Design Types & Categories
The designed experiment is best applied to a situation where all known sources of variation are held constant except for those factors (main, subsidiary or blocking) in the design. A designed experiment seeks to distribute a minimum or limited number of Analysis runs over a selected range of factor-levels to achieve the most accurate statement of the response to those factors.
A major problem arises when an important unrecognized factor has not been included in the experiment. If that factor varies randomly, there will be an effect which is not explained by the data. That situation will be signaled by a high value for the Regression Sum of Squares of the Residuals, or by wide scatter in plotted data. An even more serious problem arises when an unrecognized factor stays essentially constant during the experiment. In the latter case, the data is apparently explained by the data, but the relationships among the factors may be drastically affected when the unrecognized factor changes for a reason extrinsic to the Analysis plan.

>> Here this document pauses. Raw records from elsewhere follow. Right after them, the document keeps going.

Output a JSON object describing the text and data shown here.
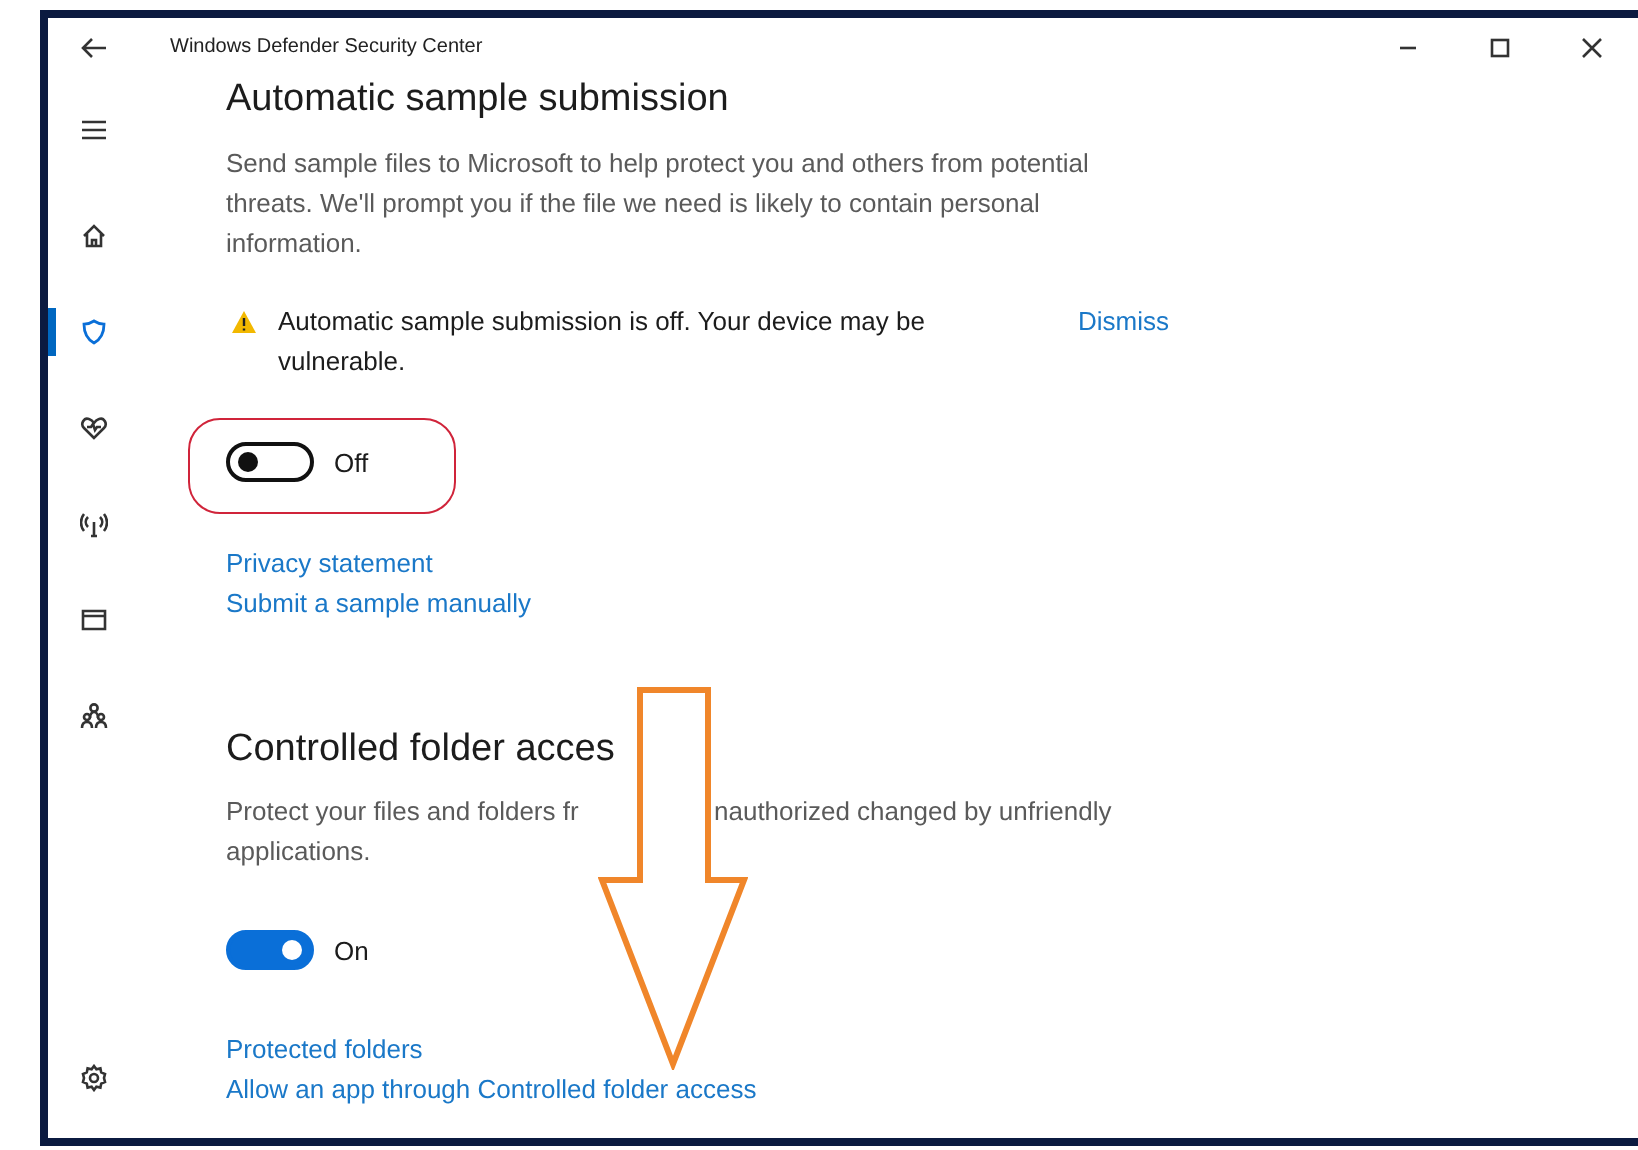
{
  "window": {
    "title": "Windows Defender Security Center"
  },
  "sidebar": {
    "items": [
      {
        "kind": "menu",
        "selected": false
      },
      {
        "kind": "home",
        "selected": false
      },
      {
        "kind": "shield",
        "selected": true
      },
      {
        "kind": "heart",
        "selected": false
      },
      {
        "kind": "network",
        "selected": false
      },
      {
        "kind": "app",
        "selected": false
      },
      {
        "kind": "family",
        "selected": false
      },
      {
        "kind": "settings",
        "selected": false
      }
    ]
  },
  "sections": [
    {
      "heading": "Automatic sample submission",
      "description": "Send sample files to Microsoft to help protect you and others from potential threats. We'll prompt you if the file we need is likely to contain personal information.",
      "notice": {
        "text": "Automatic sample submission is off. Your device may be vulnerable.",
        "action": "Dismiss"
      },
      "toggle": {
        "on": false,
        "label": "Off"
      },
      "links": [
        "Privacy statement",
        "Submit a sample manually"
      ]
    },
    {
      "heading": "Controlled folder acces",
      "description_lines": [
        [
          "Protect your files and folders fr",
          "nauthorized changed by unfriendly"
        ],
        [
          "applications."
        ]
      ],
      "toggle": {
        "on": true,
        "label": "On"
      },
      "links": [
        "Protected folders",
        "Allow an app through Controlled folder access"
      ]
    }
  ],
  "annotations": [
    {
      "kind": "ring",
      "color": "#d0243a"
    },
    {
      "kind": "down-arrow",
      "color": "#f0862a"
    }
  ]
}
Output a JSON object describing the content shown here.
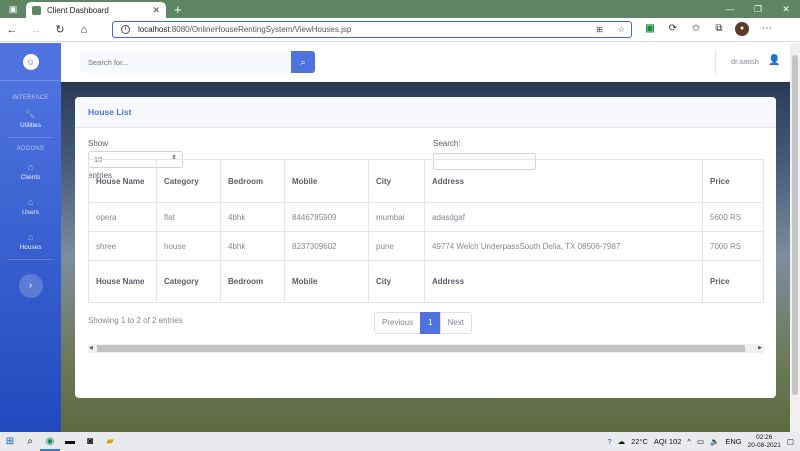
{
  "browser": {
    "tab_title": "Client Dashboard",
    "url_host": "localhost",
    "url_path": ":8080/OnlineHouseRentingSystem/ViewHouses.jsp"
  },
  "sidebar": {
    "brand_icon": "laugh-wink-icon",
    "heading_interface": "INTERFACE",
    "heading_addons": "ADDONS",
    "items": [
      {
        "label": "Utilities",
        "icon": "wrench-icon"
      },
      {
        "label": "Clients",
        "icon": "home-icon"
      },
      {
        "label": "Users",
        "icon": "home-icon"
      },
      {
        "label": "Houses",
        "icon": "home-icon"
      }
    ]
  },
  "topbar": {
    "search_placeholder": "Search for...",
    "username": "dr.satish"
  },
  "card": {
    "title": "House List",
    "show_label": "Show",
    "page_length": "10",
    "entries_label": "entries",
    "search_label": "Search:",
    "columns": [
      "House Name",
      "Category",
      "Bedroom",
      "Mobile",
      "City",
      "Address",
      "Price"
    ],
    "rows": [
      [
        "opera",
        "flat",
        "4bhk",
        "8446785909",
        "mumbai",
        "adasdgaf",
        "5600 RS"
      ],
      [
        "shree",
        "house",
        "4bhk",
        "8237309602",
        "pune",
        "49774 Welch UnderpassSouth Delia, TX 08506-7987",
        "7000 RS"
      ]
    ],
    "info": "Showing 1 to 2 of 2 entries",
    "pager": {
      "previous": "Previous",
      "current": "1",
      "next": "Next"
    }
  },
  "taskbar": {
    "weather": "22°C",
    "aqi": "AQI 102",
    "language": "ENG",
    "time": "02:26",
    "date": "20-08-2021"
  },
  "colors": {
    "primary": "#4e73df",
    "tabbar": "#5e8564"
  }
}
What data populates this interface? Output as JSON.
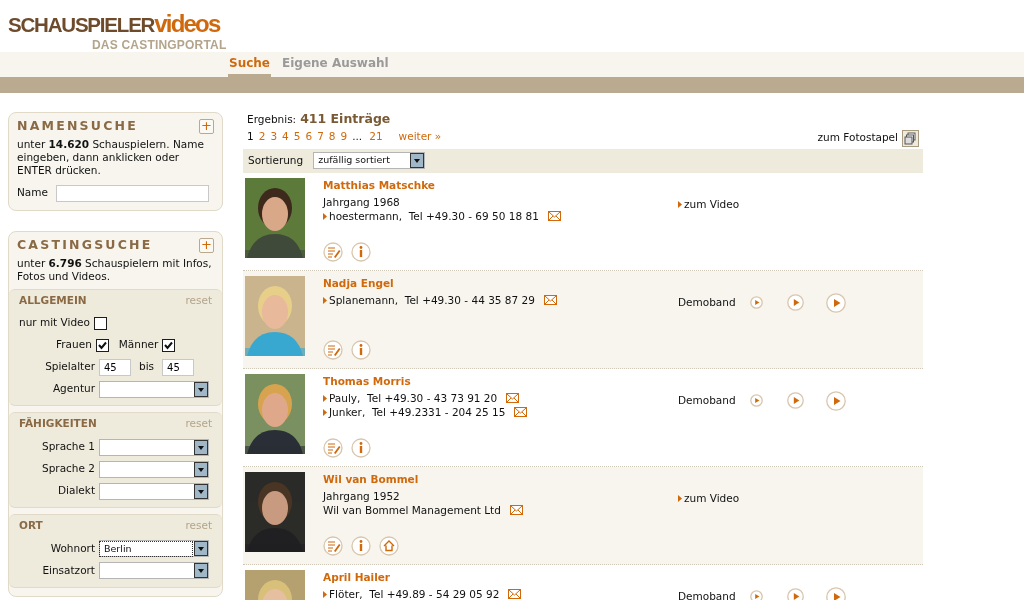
{
  "logo": {
    "main": "SCHAUSPIELER",
    "accent": "videos",
    "tagline": "DAS CASTINGPORTAL"
  },
  "tabs": [
    {
      "label": "Suche",
      "selected": true
    },
    {
      "label": "Eigene Auswahl",
      "selected": false
    }
  ],
  "name_search": {
    "title": "NAMENSUCHE",
    "toggle": "+",
    "intro": "unter **14.620** Schauspielern. Name eingeben, dann anklicken oder ENTER drücken.",
    "label": "Name"
  },
  "casting_search": {
    "title": "CASTINGSUCHE",
    "toggle": "+",
    "intro": "unter **6.796** Schauspielern mit Infos, Fotos und Videos.",
    "sections": [
      {
        "title": "ALLGEMEIN",
        "reset": "reset",
        "fields": [
          {
            "kind": "checkbox",
            "label": "nur mit Video",
            "checked": false
          },
          {
            "kind": "checkpair",
            "items": [
              {
                "label": "Frauen",
                "checked": true
              },
              {
                "label": "Männer",
                "checked": true
              }
            ]
          },
          {
            "kind": "range",
            "label": "Spielalter",
            "from": "45",
            "separator": "bis",
            "to": "45"
          },
          {
            "kind": "select",
            "label": "Agentur"
          }
        ]
      },
      {
        "title": "FÄHIGKEITEN",
        "reset": "reset",
        "fields": [
          {
            "kind": "select",
            "label": "Sprache 1"
          },
          {
            "kind": "select",
            "label": "Sprache 2"
          },
          {
            "kind": "select",
            "label": "Dialekt"
          }
        ]
      },
      {
        "title": "ORT",
        "reset": "reset",
        "fields": [
          {
            "kind": "select",
            "label": "Wohnort",
            "value": "Berlin"
          },
          {
            "kind": "select",
            "label": "Einsatzort"
          }
        ]
      }
    ]
  },
  "results": {
    "label": "Ergebnis:",
    "count": "411 Einträge",
    "pages": [
      {
        "label": "1",
        "selected": true
      },
      {
        "label": "2",
        "selected": false
      },
      {
        "label": "3",
        "selected": false
      },
      {
        "label": "4",
        "selected": false
      },
      {
        "label": "5",
        "selected": false
      },
      {
        "label": "6",
        "selected": false
      },
      {
        "label": "7",
        "selected": false
      },
      {
        "label": "8",
        "selected": false
      },
      {
        "label": "9",
        "selected": false
      }
    ],
    "ellipsis": "...",
    "last_page": "21",
    "next": "weiter »",
    "photo_stack": "zum Fotostapel",
    "sort_label": "Sortierung",
    "sort_value": "zufällig sortiert"
  },
  "people": [
    {
      "name": "Matthias Matschke",
      "lines": [
        {
          "text": "Jahrgang 1968",
          "arrow": false,
          "mail": false
        },
        {
          "text": "hoestermann,  Tel +49.30 - 69 50 18 81",
          "arrow": true,
          "mail": true
        }
      ],
      "video": {
        "kind": "link",
        "label": "zum Video"
      },
      "home": false
    },
    {
      "name": "Nadja Engel",
      "lines": [
        {
          "text": "Splanemann,  Tel +49.30 - 44 35 87 29",
          "arrow": true,
          "mail": true
        }
      ],
      "video": {
        "kind": "demoband",
        "label": "Demoband"
      },
      "home": false
    },
    {
      "name": "Thomas Morris",
      "lines": [
        {
          "text": "Pauly,  Tel +49.30 - 43 73 91 20",
          "arrow": true,
          "mail": true
        },
        {
          "text": "Junker,  Tel +49.2331 - 204 25 15",
          "arrow": true,
          "mail": true
        }
      ],
      "video": {
        "kind": "demoband",
        "label": "Demoband"
      },
      "home": false
    },
    {
      "name": "Wil van Bommel",
      "lines": [
        {
          "text": "Jahrgang 1952",
          "arrow": false,
          "mail": false
        },
        {
          "text": "Wil van Bommel Management Ltd",
          "arrow": false,
          "mail": true
        }
      ],
      "video": {
        "kind": "link",
        "label": "zum Video"
      },
      "home": true
    },
    {
      "name": "April Hailer",
      "lines": [
        {
          "text": "Flöter,  Tel +49.89 - 54 29 05 92",
          "arrow": true,
          "mail": true
        }
      ],
      "video": {
        "kind": "demoband",
        "label": "Demoband"
      }
    }
  ]
}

See also: Specifying Design Parameters
Learn more about the DOE tools for designed experiments in Six Sigma Demystified (2011, McGraw-Hill) by Paul Keller, in his online Intro. to DOE short course (only $99) or online Advanced Topics in DOE short course (only $139), or his online Black Belt certification training course ($875).